It is your turn to be the doctor. Here is our case of the week. I’m presenting it to you because we have had more than our usual cases of this particular malady this school year. See if you can figure out what is wrong with this fake patient before I give you the answer.
Simon is a 20-year-old sophomore from Las Cruces, majoring in communication. He has a steady girlfriend, lives off campus and works at a fast-food restaurant. He doesn’t smoke and has no chronic health problems. He takes no medications. He comes in to the clinic with the following story.
He was fine until five days ago, when he started feeling really tired and achy. His throat is sore, he has been sweating at night and he has no appetite; in fact he feels nauseated. Mostly he is just exhausted. He could easily go back to bed in the morning and sleep all day. His girlfriend has not had this illness, nor has anyone he knows of in his classes or at work.
When you examine him, you note that his temperature is 101. Normal is 98.6. His heart rate is 100. Normal is closer to 60. His throat is red, and his neck has tender lumps along the back side. His heart sounds normal except for the increased heart rate. His lungs are clear. His abdomen is a little tender under the left ribcage.
You send him to the lab for a blood test and the result comes back two hours later, positive for the disease you were suspecting.
What is it?
If you guessed mono, you get Armchair Doctor of the Week award. There seems to be an upsurge of this illness at UNM recently. By this time last school year we had 19 positive tests for mono. This year we have had 50. This hardly qualifies as the Great Mono Epidemic of 2013, but it is interesting, to us medical nerds at least. Many infectious diseases come in clusters and waves, due to often unknown and unpredictable factors. For whatever reason, mono seems to be riding a breaker this year.
Mono is short for mononucleosis, which literally means an excess (-osis) of a certain type of white blood cell (monocyte) in your bloodstream. It is usually caused by an infection with Epstein Barr virus. There are rare cases caused by other viruses, but the clinical picture is essentially the same. It is passed from person to person by droplet spread.

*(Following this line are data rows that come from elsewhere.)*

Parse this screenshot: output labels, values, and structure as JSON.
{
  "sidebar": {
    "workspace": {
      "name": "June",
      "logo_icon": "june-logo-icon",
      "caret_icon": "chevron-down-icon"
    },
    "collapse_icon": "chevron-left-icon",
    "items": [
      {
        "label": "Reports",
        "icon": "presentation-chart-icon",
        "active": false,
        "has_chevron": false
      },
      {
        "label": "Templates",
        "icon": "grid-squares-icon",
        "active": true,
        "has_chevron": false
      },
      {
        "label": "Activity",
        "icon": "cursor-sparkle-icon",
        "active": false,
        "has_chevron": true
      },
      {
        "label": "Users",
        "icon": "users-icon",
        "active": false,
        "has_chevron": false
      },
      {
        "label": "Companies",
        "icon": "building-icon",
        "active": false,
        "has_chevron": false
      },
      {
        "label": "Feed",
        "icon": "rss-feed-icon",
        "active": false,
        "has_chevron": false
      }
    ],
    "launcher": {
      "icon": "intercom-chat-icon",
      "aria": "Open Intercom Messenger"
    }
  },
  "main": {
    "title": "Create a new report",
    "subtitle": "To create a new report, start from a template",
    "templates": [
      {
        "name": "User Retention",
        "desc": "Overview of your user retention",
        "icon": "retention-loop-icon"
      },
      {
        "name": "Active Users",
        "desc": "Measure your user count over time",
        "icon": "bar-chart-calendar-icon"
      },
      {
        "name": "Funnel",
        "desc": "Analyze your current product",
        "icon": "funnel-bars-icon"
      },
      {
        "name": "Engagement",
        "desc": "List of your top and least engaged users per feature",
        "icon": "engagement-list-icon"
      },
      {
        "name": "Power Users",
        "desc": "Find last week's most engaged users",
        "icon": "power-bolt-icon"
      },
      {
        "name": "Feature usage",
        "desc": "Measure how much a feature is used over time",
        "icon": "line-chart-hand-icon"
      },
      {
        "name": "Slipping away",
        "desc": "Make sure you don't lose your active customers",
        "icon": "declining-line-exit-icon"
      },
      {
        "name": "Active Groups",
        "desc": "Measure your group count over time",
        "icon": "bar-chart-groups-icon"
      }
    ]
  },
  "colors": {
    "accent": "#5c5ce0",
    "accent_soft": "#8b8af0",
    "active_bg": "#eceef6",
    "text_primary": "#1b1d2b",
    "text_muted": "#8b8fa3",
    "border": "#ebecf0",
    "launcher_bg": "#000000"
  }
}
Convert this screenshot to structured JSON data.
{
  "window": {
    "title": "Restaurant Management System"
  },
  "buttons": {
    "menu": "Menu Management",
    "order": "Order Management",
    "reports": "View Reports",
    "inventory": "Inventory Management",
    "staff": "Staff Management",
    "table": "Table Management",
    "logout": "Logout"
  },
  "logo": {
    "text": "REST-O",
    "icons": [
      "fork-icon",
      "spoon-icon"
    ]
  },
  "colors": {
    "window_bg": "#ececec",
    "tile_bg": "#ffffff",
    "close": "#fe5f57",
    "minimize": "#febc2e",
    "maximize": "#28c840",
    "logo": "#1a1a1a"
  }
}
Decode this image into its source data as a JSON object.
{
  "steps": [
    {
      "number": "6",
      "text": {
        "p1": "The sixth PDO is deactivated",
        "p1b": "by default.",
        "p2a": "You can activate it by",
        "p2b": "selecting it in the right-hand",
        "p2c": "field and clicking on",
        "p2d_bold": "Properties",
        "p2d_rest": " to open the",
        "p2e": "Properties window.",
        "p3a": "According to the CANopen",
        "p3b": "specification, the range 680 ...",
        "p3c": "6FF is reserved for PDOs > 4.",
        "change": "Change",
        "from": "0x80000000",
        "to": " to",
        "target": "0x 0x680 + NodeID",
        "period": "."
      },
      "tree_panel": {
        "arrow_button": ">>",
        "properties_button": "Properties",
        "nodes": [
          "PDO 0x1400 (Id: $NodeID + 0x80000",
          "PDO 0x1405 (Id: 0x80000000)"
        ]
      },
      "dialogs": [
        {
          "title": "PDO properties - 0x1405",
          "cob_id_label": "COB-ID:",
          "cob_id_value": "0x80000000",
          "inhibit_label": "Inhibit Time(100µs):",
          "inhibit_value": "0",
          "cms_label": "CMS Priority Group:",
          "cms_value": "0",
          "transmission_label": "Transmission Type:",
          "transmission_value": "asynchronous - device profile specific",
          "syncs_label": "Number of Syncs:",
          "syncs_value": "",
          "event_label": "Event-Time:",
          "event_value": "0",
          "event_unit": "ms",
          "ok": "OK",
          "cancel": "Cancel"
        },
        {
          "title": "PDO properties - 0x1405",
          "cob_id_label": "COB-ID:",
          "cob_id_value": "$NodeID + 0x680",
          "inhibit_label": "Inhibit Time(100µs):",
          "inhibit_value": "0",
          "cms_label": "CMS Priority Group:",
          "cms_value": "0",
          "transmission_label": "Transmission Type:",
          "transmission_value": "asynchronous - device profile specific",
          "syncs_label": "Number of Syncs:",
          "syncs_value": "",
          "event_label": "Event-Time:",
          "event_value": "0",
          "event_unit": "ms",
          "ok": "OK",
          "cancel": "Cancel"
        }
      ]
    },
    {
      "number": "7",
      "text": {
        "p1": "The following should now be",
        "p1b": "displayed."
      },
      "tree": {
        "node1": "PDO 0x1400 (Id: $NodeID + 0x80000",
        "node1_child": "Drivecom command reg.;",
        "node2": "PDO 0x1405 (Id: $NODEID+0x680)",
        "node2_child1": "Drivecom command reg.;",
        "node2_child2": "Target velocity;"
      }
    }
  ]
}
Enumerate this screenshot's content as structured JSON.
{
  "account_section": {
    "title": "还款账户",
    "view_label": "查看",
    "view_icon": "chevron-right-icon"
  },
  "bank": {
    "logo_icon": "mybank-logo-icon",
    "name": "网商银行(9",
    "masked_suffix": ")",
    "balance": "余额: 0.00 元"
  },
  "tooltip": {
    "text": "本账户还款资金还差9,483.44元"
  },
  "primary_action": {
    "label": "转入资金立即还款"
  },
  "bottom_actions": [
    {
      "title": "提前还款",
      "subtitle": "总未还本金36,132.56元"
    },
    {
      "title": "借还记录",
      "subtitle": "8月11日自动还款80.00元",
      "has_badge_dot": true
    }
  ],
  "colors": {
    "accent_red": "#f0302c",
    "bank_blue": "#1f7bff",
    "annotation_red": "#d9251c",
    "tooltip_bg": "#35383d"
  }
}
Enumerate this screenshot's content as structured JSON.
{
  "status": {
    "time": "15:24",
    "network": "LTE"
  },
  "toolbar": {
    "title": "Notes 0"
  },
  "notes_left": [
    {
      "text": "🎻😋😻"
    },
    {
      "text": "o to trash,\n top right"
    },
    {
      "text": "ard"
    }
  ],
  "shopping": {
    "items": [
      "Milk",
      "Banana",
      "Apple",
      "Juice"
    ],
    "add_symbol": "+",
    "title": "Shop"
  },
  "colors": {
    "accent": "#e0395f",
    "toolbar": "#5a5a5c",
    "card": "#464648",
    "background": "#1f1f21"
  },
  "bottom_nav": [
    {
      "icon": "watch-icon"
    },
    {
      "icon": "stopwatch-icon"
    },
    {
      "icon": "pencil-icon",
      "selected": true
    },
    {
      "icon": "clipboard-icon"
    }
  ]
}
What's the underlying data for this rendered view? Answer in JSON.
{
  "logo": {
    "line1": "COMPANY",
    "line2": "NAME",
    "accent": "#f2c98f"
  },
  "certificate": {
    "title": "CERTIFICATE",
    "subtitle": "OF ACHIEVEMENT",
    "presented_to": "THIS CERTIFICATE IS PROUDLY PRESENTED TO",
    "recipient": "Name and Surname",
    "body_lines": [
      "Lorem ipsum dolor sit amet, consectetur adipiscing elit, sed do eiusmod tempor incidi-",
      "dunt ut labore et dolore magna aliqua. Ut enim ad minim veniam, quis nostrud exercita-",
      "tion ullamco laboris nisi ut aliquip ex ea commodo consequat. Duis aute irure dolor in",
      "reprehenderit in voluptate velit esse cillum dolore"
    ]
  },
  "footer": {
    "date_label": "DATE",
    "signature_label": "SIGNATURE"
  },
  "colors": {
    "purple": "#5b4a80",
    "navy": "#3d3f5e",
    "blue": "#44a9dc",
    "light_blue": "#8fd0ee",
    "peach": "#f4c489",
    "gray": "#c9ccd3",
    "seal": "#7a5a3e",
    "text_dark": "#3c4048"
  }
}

Some people still call it “the kissing disease” as if you had to kiss someone to get it, but in fact most people have stories similar to Simon’s, where their close contacts don’t have it, or at least don’t show symptoms. Chances are Simon got exposed to it at work, where he is in contact with plenty of Joe and Jane Q. Germy Public.
Mono can cause a wide range of symptoms, from mild to severe. Most people fall somewhere in between. Simon’s sore throat is typically the most common complaint, but this year we are seeing lots of cases of mono with no sore throat. We are seeing more people with nausea and lack of appetite. Fatigue is the most common denominator, with leaden limbs, droopy eyelids, and a desire to stay in bed the rest of your life.
This infection tends to settle in the spleen, which is why Simon was tender on the left side of his abdomen. The spleen is tucked under the ribcage on that side, and can get swollen and inflamed when it is infected. A swollen spleen is at risk for rupture if it gets hit really hard, so we recommend that mono patients stay away from contact sports until they are better.
Mono can also take up residence in the liver, which is on the other side of the abdomen, under the right ribcage edge. If this happens, it is called secondary hepatitis, and can cause jaundice or yellowing of the eyes and skin due to overproduction of bilirubin from the inflamed liver. If you get this complication, we recommend you stay away from alcohol until you are better.
Most people with mono have no desire to play football or go partying anyway. But again, there is a range of symptoms. Some people never even knew they had it. Others end up in the hospital, usually because they are so nauseated they can’t keep anything down and they get dehydrated. Some people take a long time to recover, and we have even had students need to drop out for the rest of a semester. Many people feel weary for weeks even after the acute phase has resolved.
We treat mono with supportive measures and symptomatic relief.
That is a fancy way of saying we can’t kill it. The Epstein Barr virus will be eliminated from the body by a normal immune system, which is your amazing body at work. Usually all you need to do is rest, get plenty of liquids to replace the sweat you lose with fever and your body will do the rest. We can help with medications to help relieve symptoms like nausea if needed.
This bug is contagious, so if you have it, protect your friends and family by keeping your secretions to yourself. Don’t share drinks, utensils or food. Keep your hands off your face and wash your hands often. You know, the usual precautions. Tincture of time is sometimes the best medicine.
Most people who get mono only get it once in their life, but unfortunately that is not guaranteed. You can get it again, and a few folks have some kind of chronic issue with it, either very delayed recovery or recurring flare-ups.
If you think you might have mono, we can do a quick and easy blood test for it at SHAC. Call 277-3136 for an appointment.
Dr. Peggy Spencer is a physician at Student Health and Counseling. She is also co-author of the book “50 Ways to Leave Your 40s.” Email your questions directly to her at firstname.lastname@example.org. All questions will be considered, and all questioners will remain anonymous.